  • Difficulty getting up in the morning
  • Drowsy during the day
  • Chronic fatigue
  • Poor sleep
  • Insomnia
  • Low or fluctuating mood
  • Anger or irritability
  • Emotional instability
  • Food cravings
  • Hungry all the time
  • Difficulties in maintaining weight
  • Digestive difficulties
  • Alcohol and food intolerances
  • Rapid heartbeat
  • Headaches
  • Poor memory/concentration
  • Frequent colds/infections
  • Menstrual difficulties/irregularities
  • Lowered sex drive
  • Skin problems

How Stressed?

People cope with stress in different ways, and each person will have a level of stress that is tolerable and a level that is not. The problem with stress is that on the outside we can appear to be coping quite well even though our bodies are struggling to keep up. One way of finding out just how well our bodies are dealing with stress is to have an adrenal stress index test. The test uses saliva samples to measure the levels of the different stress hormones throughout the day. This can help to pinpoint any imbalances and identify stress before it becomes a problem. Smart Nutrition could use the results from a stress test to write you a specific diet, supplement and lifestyle protocol to support you through times of high pressure. This will help reduce your symptoms and decrease the chances of the stress causing a more serious problem. Adrenal Stress Test.

Additional factors

Imbalances in blood sugar – One of the functions of the stress hormone cortisol is to increase the amount of sugar in the bloodstream. This is a prehistoric mechanism designed to ensure that there is plenty of fuel available for the muscles so we can run away from danger or fight. However, in our modern lives stress very rarely actually involves these responses so the sugar is not used up. Consequently, blood sugar levels rise and the body reacts in the same way as it does when we eat a sugary snack. A big surge of insulin is released to take the sugar into the cells and the blood sugar then drops too low. These peaks and troughs in blood sugar are can lead to uncontrollable mood swings, cravings and weight gain. If you experience these symptoms as part of your stress picture, Smart Nutrition can give you expert advice on the practical diet changes to balance out your blood sugar levels as well as dealing with the underlying stress.
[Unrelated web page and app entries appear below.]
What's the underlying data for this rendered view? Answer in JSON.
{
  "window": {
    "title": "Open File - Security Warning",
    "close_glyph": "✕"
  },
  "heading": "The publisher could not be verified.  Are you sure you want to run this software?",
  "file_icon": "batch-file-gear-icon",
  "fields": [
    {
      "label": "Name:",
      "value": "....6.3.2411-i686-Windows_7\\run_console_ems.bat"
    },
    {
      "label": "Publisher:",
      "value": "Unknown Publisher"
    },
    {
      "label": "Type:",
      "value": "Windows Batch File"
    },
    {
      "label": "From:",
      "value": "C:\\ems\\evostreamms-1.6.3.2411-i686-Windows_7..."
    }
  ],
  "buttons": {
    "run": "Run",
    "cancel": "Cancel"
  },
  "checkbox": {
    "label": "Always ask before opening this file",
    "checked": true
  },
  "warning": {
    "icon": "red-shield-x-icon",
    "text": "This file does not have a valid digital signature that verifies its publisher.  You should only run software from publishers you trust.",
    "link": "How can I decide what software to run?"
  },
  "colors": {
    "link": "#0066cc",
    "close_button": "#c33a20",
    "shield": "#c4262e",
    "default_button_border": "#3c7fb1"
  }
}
Book a Consultation.

Nutrient deficiencies – Being in a stressed state uses up a lot of nutrients very quickly. In addition, when we are stressed we often don’t have time to eat properly or look after ourselves. This means we can easily become deficient in key vitamins and minerals, predisposing us to illness and making it even more difficult for our bodies to functions under pressure! If long-term stress is a feature in your life you might like to consider a health MOT test to see if you are lacking in any of the essential nutrients. Then, if you find out that you do have a deficiency, Smart Nutrition can advise you on dietary changes and supplements to help get you back on the road to health. NutrEval MOT Health Test.

Digestive problems – When you are stresses you digestion shuts down so you may find that digestive problems such as wind and bloating may accompany your stress levels. Eating slowly and chewing your food and eating away from you desk will all help your digestion but if this problem persists you may like to have a consultation to investigate what else may be causing your problems. Book a Consultation.
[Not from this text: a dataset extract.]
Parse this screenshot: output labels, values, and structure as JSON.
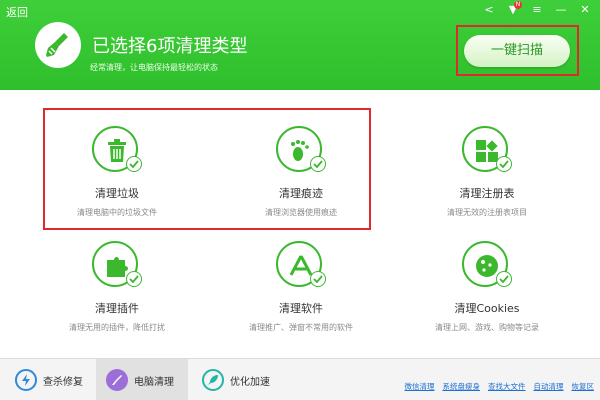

Hormones imbalances – Most of the complex array of hormones in our bodies are made from a small handful of starting materials. This means when one hormone pathway is being used to the maximum there is often not enough starting material to make sufficient hormones for other functions. This can be the case in long term stress. The body’s resources are directed into producing stress hormones so other hormone groups such as thyroid and sex hormones get sidelined. This can lead to problems such under active thyroid, menstrual irregularities and low libido. If you feel that your hormones may have been affected by stress there are specific test that can be used to determine whether hormone levels are optimal. For example female or male hormone panels and thyroid hormone tests.